The biggest problem is that banks and companies can use money in their customers' accounts to pay off their losses. The idea that the companies with your money can vanish creates a scare that makes people want to transfer their money where they know it's safe.

One unstable place to put money is stock, an indicator of a company's health. A lot of people have lost money on these stocks, attempting to salvage as much capital as they have invested into it. The stock prices of many companies fluctuate daily by gigantic amounts.

Unfortunately, the U.S. economy has affected the global markets as well, sparking international losses that threaten to bring a depression. If people lose all confidence in the economy, your money will be useless.

What has been done?

To calm the nerves of some investors, governments and flourishing banks all over the world have cut interest rates to encourage borrowing. Stronger banks have acquired parts of weaker banks a move that will make them rich if the economy rebounds.

The U.S. government has recently passed an emergency bill - the Emergency Economic Stabilization Act of 2008 - in an attempt to boost the economy. The bill sets aside up to $700 billion of federal money to purchase bad loans from banks in an effort to restore confidence in both investors and lenders. It aims to stimulate the economy by encouraging more spending and lending. Other massive bailouts have been enacted by governments around the world.

The U.S. bailout has been criticized as being too regulatory by some as it undermines the ideals of the free market. To these critics, the American taxpayer should not have to pay for another person's bad foresight, especially when it pardons the banks for giving out bad mortgages. The bailouts are also seen as a risk-remover, as they show that the government will pay for poor investment choices.

It is unclear whether the bailout will work to restore the economy. Banks are still on the cautious side until everyone knows that their money is safe, they will not lend as much as before because they fear that more people will renege on payments.

Who's to blame?

It may be the government's fault for not regulating the loan industry. It may be the banks' faults for loaning so much money out without knowing if a person could pay it back.

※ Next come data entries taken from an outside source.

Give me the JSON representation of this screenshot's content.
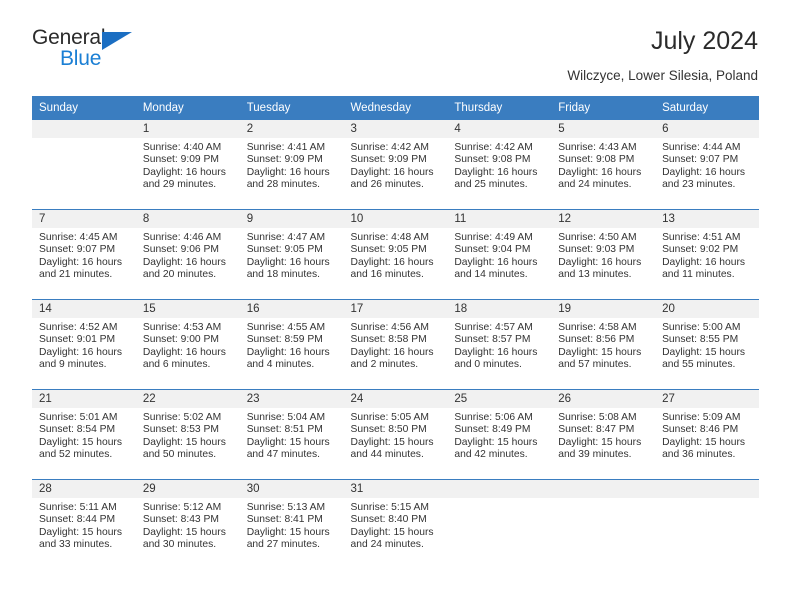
{
  "brand": {
    "name_dark": "General",
    "name_blue": "Blue",
    "accent_color": "#1b7fd4",
    "triangle_color": "#1b6ec2"
  },
  "header": {
    "title": "July 2024",
    "subtitle": "Wilczyce, Lower Silesia, Poland",
    "header_bg": "#3a7dc0",
    "daynum_bg": "#f1f1f1"
  },
  "calendar": {
    "weekday_headers": [
      "Sunday",
      "Monday",
      "Tuesday",
      "Wednesday",
      "Thursday",
      "Friday",
      "Saturday"
    ],
    "weeks": [
      [
        {
          "day": "",
          "blank": true,
          "sunrise": "",
          "sunset": "",
          "daylight1": "",
          "daylight2": ""
        },
        {
          "day": "1",
          "sunrise": "Sunrise: 4:40 AM",
          "sunset": "Sunset: 9:09 PM",
          "daylight1": "Daylight: 16 hours",
          "daylight2": "and 29 minutes."
        },
        {
          "day": "2",
          "sunrise": "Sunrise: 4:41 AM",
          "sunset": "Sunset: 9:09 PM",
          "daylight1": "Daylight: 16 hours",
          "daylight2": "and 28 minutes."
        },
        {
          "day": "3",
          "sunrise": "Sunrise: 4:42 AM",
          "sunset": "Sunset: 9:09 PM",
          "daylight1": "Daylight: 16 hours",
          "daylight2": "and 26 minutes."
        },
        {
          "day": "4",
          "sunrise": "Sunrise: 4:42 AM",
          "sunset": "Sunset: 9:08 PM",
          "daylight1": "Daylight: 16 hours",
          "daylight2": "and 25 minutes."
        },
        {
          "day": "5",
          "sunrise": "Sunrise: 4:43 AM",
          "sunset": "Sunset: 9:08 PM",
          "daylight1": "Daylight: 16 hours",
          "daylight2": "and 24 minutes."
        },
        {
          "day": "6",
          "sunrise": "Sunrise: 4:44 AM",
          "sunset": "Sunset: 9:07 PM",
          "daylight1": "Daylight: 16 hours",
          "daylight2": "and 23 minutes."
        }
      ],
      [
        {
          "day": "7",
          "sunrise": "Sunrise: 4:45 AM",
          "sunset": "Sunset: 9:07 PM",
          "daylight1": "Daylight: 16 hours",
          "daylight2": "and 21 minutes."
        },
        {
          "day": "8",
          "sunrise": "Sunrise: 4:46 AM",
          "sunset": "Sunset: 9:06 PM",
          "daylight1": "Daylight: 16 hours",
          "daylight2": "and 20 minutes."
        },
        {
          "day": "9",
          "sunrise": "Sunrise: 4:47 AM",
          "sunset": "Sunset: 9:05 PM",
          "daylight1": "Daylight: 16 hours",
          "daylight2": "and 18 minutes."
        },
        {
          "day": "10",
          "sunrise": "Sunrise: 4:48 AM",
          "sunset": "Sunset: 9:05 PM",
          "daylight1": "Daylight: 16 hours",
          "daylight2": "and 16 minutes."
        },
        {
          "day": "11",
          "sunrise": "Sunrise: 4:49 AM",
          "sunset": "Sunset: 9:04 PM",
          "daylight1": "Daylight: 16 hours",
          "daylight2": "and 14 minutes."
        },
        {
          "day": "12",
          "sunrise": "Sunrise: 4:50 AM",
          "sunset": "Sunset: 9:03 PM",
          "daylight1": "Daylight: 16 hours",
          "daylight2": "and 13 minutes."
        },
        {
          "day": "13",
          "sunrise": "Sunrise: 4:51 AM",
          "sunset": "Sunset: 9:02 PM",
          "daylight1": "Daylight: 16 hours",
          "daylight2": "and 11 minutes."
        }
      ],
      [
        {
          "day": "14",
          "sunrise": "Sunrise: 4:52 AM",
          "sunset": "Sunset: 9:01 PM",
          "daylight1": "Daylight: 16 hours",
          "daylight2": "and 9 minutes."
        },
        {
          "day": "15",
          "sunrise": "Sunrise: 4:53 AM",
          "sunset": "Sunset: 9:00 PM",
          "daylight1": "Daylight: 16 hours",
          "daylight2": "and 6 minutes."
        },
        {
          "day": "16",
          "sunrise": "Sunrise: 4:55 AM",
          "sunset": "Sunset: 8:59 PM",
          "daylight1": "Daylight: 16 hours",
          "daylight2": "and 4 minutes."
        },
        {
          "day": "17",
          "sunrise": "Sunrise: 4:56 AM",
          "sunset": "Sunset: 8:58 PM",
          "daylight1": "Daylight: 16 hours",
          "daylight2": "and 2 minutes."
        },
        {
          "day": "18",
          "sunrise": "Sunrise: 4:57 AM",
          "sunset": "Sunset: 8:57 PM",
          "daylight1": "Daylight: 16 hours",
          "daylight2": "and 0 minutes."
        },
        {
          "day": "19",
          "sunrise": "Sunrise: 4:58 AM",
          "sunset": "Sunset: 8:56 PM",
          "daylight1": "Daylight: 15 hours",
          "daylight2": "and 57 minutes."
        },
        {
          "day": "20",
          "sunrise": "Sunrise: 5:00 AM",
          "sunset": "Sunset: 8:55 PM",
          "daylight1": "Daylight: 15 hours",
          "daylight2": "and 55 minutes."
        }
      ],
      [
        {
          "day": "21",
          "sunrise": "Sunrise: 5:01 AM",
          "sunset": "Sunset: 8:54 PM",
          "daylight1": "Daylight: 15 hours",
          "daylight2": "and 52 minutes."
        },
        {
          "day": "22",
          "sunrise": "Sunrise: 5:02 AM",
          "sunset": "Sunset: 8:53 PM",
          "daylight1": "Daylight: 15 hours",
          "daylight2": "and 50 minutes."
        },
        {
          "day": "23",
          "sunrise": "Sunrise: 5:04 AM",
          "sunset": "Sunset: 8:51 PM",
          "daylight1": "Daylight: 15 hours",
          "daylight2": "and 47 minutes."
        },
        {
          "day": "24",
          "sunrise": "Sunrise: 5:05 AM",
          "sunset": "Sunset: 8:50 PM",
          "daylight1": "Daylight: 15 hours",
          "daylight2": "and 44 minutes."
        },
        {
          "day": "25",
          "sunrise": "Sunrise: 5:06 AM",
          "sunset": "Sunset: 8:49 PM",
          "daylight1": "Daylight: 15 hours",
          "daylight2": "and 42 minutes."
        },
        {
          "day": "26",
          "sunrise": "Sunrise: 5:08 AM",
          "sunset": "Sunset: 8:47 PM",
          "daylight1": "Daylight: 15 hours",
          "daylight2": "and 39 minutes."
        },
        {
          "day": "27",
          "sunrise": "Sunrise: 5:09 AM",
          "sunset": "Sunset: 8:46 PM",
          "daylight1": "Daylight: 15 hours",
          "daylight2": "and 36 minutes."
        }
      ],
      [
        {
          "day": "28",
          "sunrise": "Sunrise: 5:11 AM",
          "sunset": "Sunset: 8:44 PM",
          "daylight1": "Daylight: 15 hours",
          "daylight2": "and 33 minutes."
        },
        {
          "day": "29",
          "sunrise": "Sunrise: 5:12 AM",
          "sunset": "Sunset: 8:43 PM",
          "daylight1": "Daylight: 15 hours",
          "daylight2": "and 30 minutes."
        },
        {
          "day": "30",
          "sunrise": "Sunrise: 5:13 AM",
          "sunset": "Sunset: 8:41 PM",
          "daylight1": "Daylight: 15 hours",
          "daylight2": "and 27 minutes."
        },
        {
          "day": "31",
          "sunrise": "Sunrise: 5:15 AM",
          "sunset": "Sunset: 8:40 PM",
          "daylight1": "Daylight: 15 hours",
          "daylight2": "and 24 minutes."
        },
        {
          "day": "",
          "blank": true,
          "sunrise": "",
          "sunset": "",
          "daylight1": "",
          "daylight2": ""
        },
        {
          "day": "",
          "blank": true,
          "sunrise": "",
          "sunset": "",
          "daylight1": "",
          "daylight2": ""
        },
        {
          "day": "",
          "blank": true,
          "sunrise": "",
          "sunset": "",
          "daylight1": "",
          "daylight2": ""
        }
      ]
    ]
  }
}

It may be the homebuyers' faults for buying a house when they couldn't afford it.

Regardless, all three of these groups did not fully understand the problem until it got out of control. The government saw bank failures as local and not widespread. The banks didn't think that it could happen to them because for a long time, the profit from interest had been higher than the losses in foreclosed houses. The homebuyers didn't fully understand the risk involved in a mortgage; many of them have low credit as a result of walking out on their mortgages. Ultimately, most people thought that the rising home prices would infinitely rise, leading to poor lending decisions.

What can we do?

If your money is in an account, make sure the account is insured by the Federal Deposit Insurance Corporation because if the bank that has your account fails, the government will insure up to $250,000 of your money. You may also want to invest in U.S. government bonds - short term yields are ridiculously low, but they're much better than losing the entire principal amount of money that is rightfully yours. Most importantly, make sure you read the fine print to make smart decisions with your money.

Students especially may be hit by this problem when they take out loans to pay for tuition. If the loan industry does not reboot, banks will be very cautious about lending money to new adults without existing credit, jobs or savings. Many people may not be able to afford tuition at expensive colleges; students, if you need financial aid to attend college, apply to schools that offer scholarships. In-state tuition is often subsidized, so colleges like the University of Maryland may warrant a second look.

Many other investments, such as mutual or hedge fund accounts that rely on the activity of the financial markets, can continue to decrease in value, especially if the economy continues to stagnate. It is unclear whether the economy will worsen before it gets better, so be cautious and read up on the news.

Note: For all of you curious people, you can see how your home value has changed over the past years here.

http://silverchips.mbhs.edu/story/8581